Sunday, January 25, 2009
Tiny Toons Adventures
Tiny Toon Adventures is an American animated television series created and produced as a collaborative effort between Steven Spielberg's company Amblin Entertainment and Warner Bros. Animation. Tiny Toon Adventures began production when Warner Bros. reinstated its animation studio in 1980 after a decade of dormancy. During the 1980s, the new studio only worked on revivals of the classic characters. Tiny Toons was the first of many animated series from the studio. Tiny Toon Adventures premiered in as a syndicated cartoon in 1990. In the third season the show was licensed exclusively to Fox Kids and later Kids WB. It ended production in 1995.
The series centralizes on a group of young cartoon characters who attend a school called Acme Looniversity to be the next generation of Looney Tunes characters. Most of the Tiny Toons characters were designed to resemble younger versions of Warner Bros.' most popular Looney Tunes animal characters by exhibiting similar traits and looks.
The two main characters are both anthropomorphic rabbits: Buster Bunny, a blue male, and Babs Bunny, a pink female. Other major characters in the cast are generally anthropomorphic animals as well. These include Plucky Duck, a green-colored male duck; Hamton J. Pig, a pink male pig; Fifi Le Fume, a purple and white female skunk; Shirley the Loon, a white female loon; Dizzy Devil, a purple Tasmanian devil; Furrball, a purple cat; Calamity Coyote, a blue coyote; and Gogo Dodo, a green dodo. Two human characters, Elmyra Duff and Montana Max, also have secondary roles in the series, and are students of Acme Looniversity as well.
According to writer Paul Dini, Tiny Toons originated as an idea by Terry Semel, then the president of Warner Bros., who wanted to "[…] inject new life into the Warner Bros. Animation department," and at the same time create a series with junior versions of Looney Tunes characters. Semel proposed that the new series would be a show based on Looney Tunes where the characters were either young versions of the original Looney Tunes and Merrie Melodies characters or new characters as the offsprings of the original characters. The idea of a series with the basis of younger versions of famous characters was common at the time; the era in which Tiny Toons was produced had such cartoons as Muppet Babies, A Pup Named Scooby-Doo and Flintstones Kids. Warner Bros. chose to do the same because Spielberg wanted to make a series similar to Looney Tunes, as series producer/show-runner Tom Ruegger explained: "Well, I think in Warner Bros. case, they had the opportunity to work with Steven Spielberg on a project (...) But he didn't want to just work on characters that Chuck Jones, Friz Freleng, Bob McKimson and Bob Clampett made famous and created.

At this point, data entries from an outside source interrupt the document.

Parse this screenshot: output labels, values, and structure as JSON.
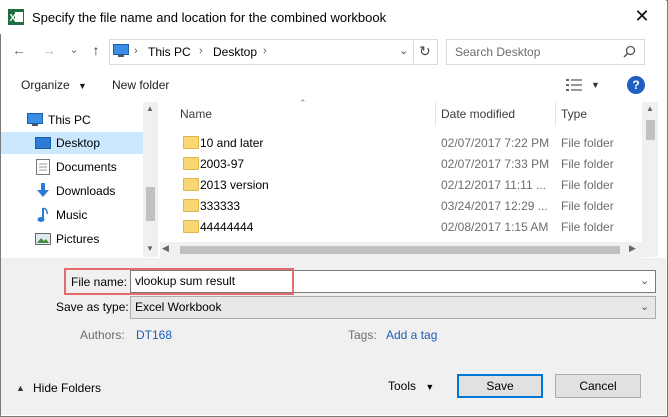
{
  "window": {
    "title": "Specify the file name and location for the combined workbook",
    "close_glyph": "✕"
  },
  "nav": {
    "back_glyph": "←",
    "forward_glyph": "→",
    "recent_glyph": "⌄",
    "up_glyph": "↑",
    "breadcrumb": [
      "This PC",
      "Desktop"
    ],
    "search_placeholder": "Search Desktop",
    "refresh_glyph": "↻"
  },
  "toolbar": {
    "organize_label": "Organize",
    "new_folder_label": "New folder",
    "help_label": "?"
  },
  "sidebar": {
    "items": [
      {
        "label": "This PC",
        "icon": "pc-icon"
      },
      {
        "label": "Desktop",
        "icon": "desktop-icon",
        "selected": true
      },
      {
        "label": "Documents",
        "icon": "documents-icon"
      },
      {
        "label": "Downloads",
        "icon": "downloads-icon"
      },
      {
        "label": "Music",
        "icon": "music-icon"
      },
      {
        "label": "Pictures",
        "icon": "pictures-icon"
      }
    ]
  },
  "files": {
    "columns": [
      "Name",
      "Date modified",
      "Type"
    ],
    "rows": [
      {
        "name": "10 and later",
        "date": "02/07/2017 7:22 PM",
        "type": "File folder"
      },
      {
        "name": "2003-97",
        "date": "02/07/2017 7:33 PM",
        "type": "File folder"
      },
      {
        "name": "2013 version",
        "date": "02/12/2017 11:11 ...",
        "type": "File folder"
      },
      {
        "name": "333333",
        "date": "03/24/2017 12:29 ...",
        "type": "File folder"
      },
      {
        "name": "44444444",
        "date": "02/08/2017 1:15 AM",
        "type": "File folder"
      }
    ]
  },
  "form": {
    "file_name_label": "File name:",
    "file_name_value": "vlookup sum result",
    "save_as_type_label": "Save as type:",
    "save_as_type_value": "Excel Workbook",
    "authors_label": "Authors:",
    "authors_value": "DT168",
    "tags_label": "Tags:",
    "tags_value": "Add a tag"
  },
  "footer": {
    "hide_folders_label": "Hide Folders",
    "tools_label": "Tools",
    "save_label": "Save",
    "cancel_label": "Cancel"
  },
  "colors": {
    "accent": "#0078d7",
    "selection": "#cce8ff",
    "highlight_box": "#e46c6c",
    "link": "#1a5fb4"
  }
}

He wanted to be involved with the creation of some new characters". The result was a series similar to Looney Tunes without the use of the same characters.
In 1987, the Warner Bros. Animation studio approached Steven Spielberg to collaborate with Semel and Warner Bros. head of licensing Dan Romanelli on Semel's ideas. They eventually decided that the new characters would be similar to the Looney Tunes characters with no direct relation. However, Tiny Toons did not go into production then, nor was it even planned to be made for television; the series initially was to be a theatrical feature-length film.
In December 1988, Tiny Toons was changed from a film to a television series, with Jean MacCurdy overseeing production of the first 65 episodes. MacCurdy said that Tiny Toons was changed to a television series to "(...) reach a broader audience". For the series, MacCurdy hired Tom Ruegger, who previously wrote cartoons for Filmation and Hanna-Barbera, to be a producer. In January of 1989, Ruegger and writer Wayne Kaatz began developing the characters and the setting of "Acme Acres" with Spielberg.
In January 1989, Warner Bros. Animation was choosing its voice actors from over 1,200 auditions and putting together its 100-person production staff. In April 1989, full production of series episodes began with five overseas animation houses and a total budget of 25 million dollars. The first 65 episodes of the series aired in syndication on 135 stations, beginning in September 1990. During that time, Tiny Toons was a huge success and got higher ratings than it's Disney Afternoon competitors in some affiliates. After a successful run in syndication, Fox got the rights for season 2 and 3. Production of the series halted in late-1992 to make way for Animaniacs to air the following year.(wikipedia)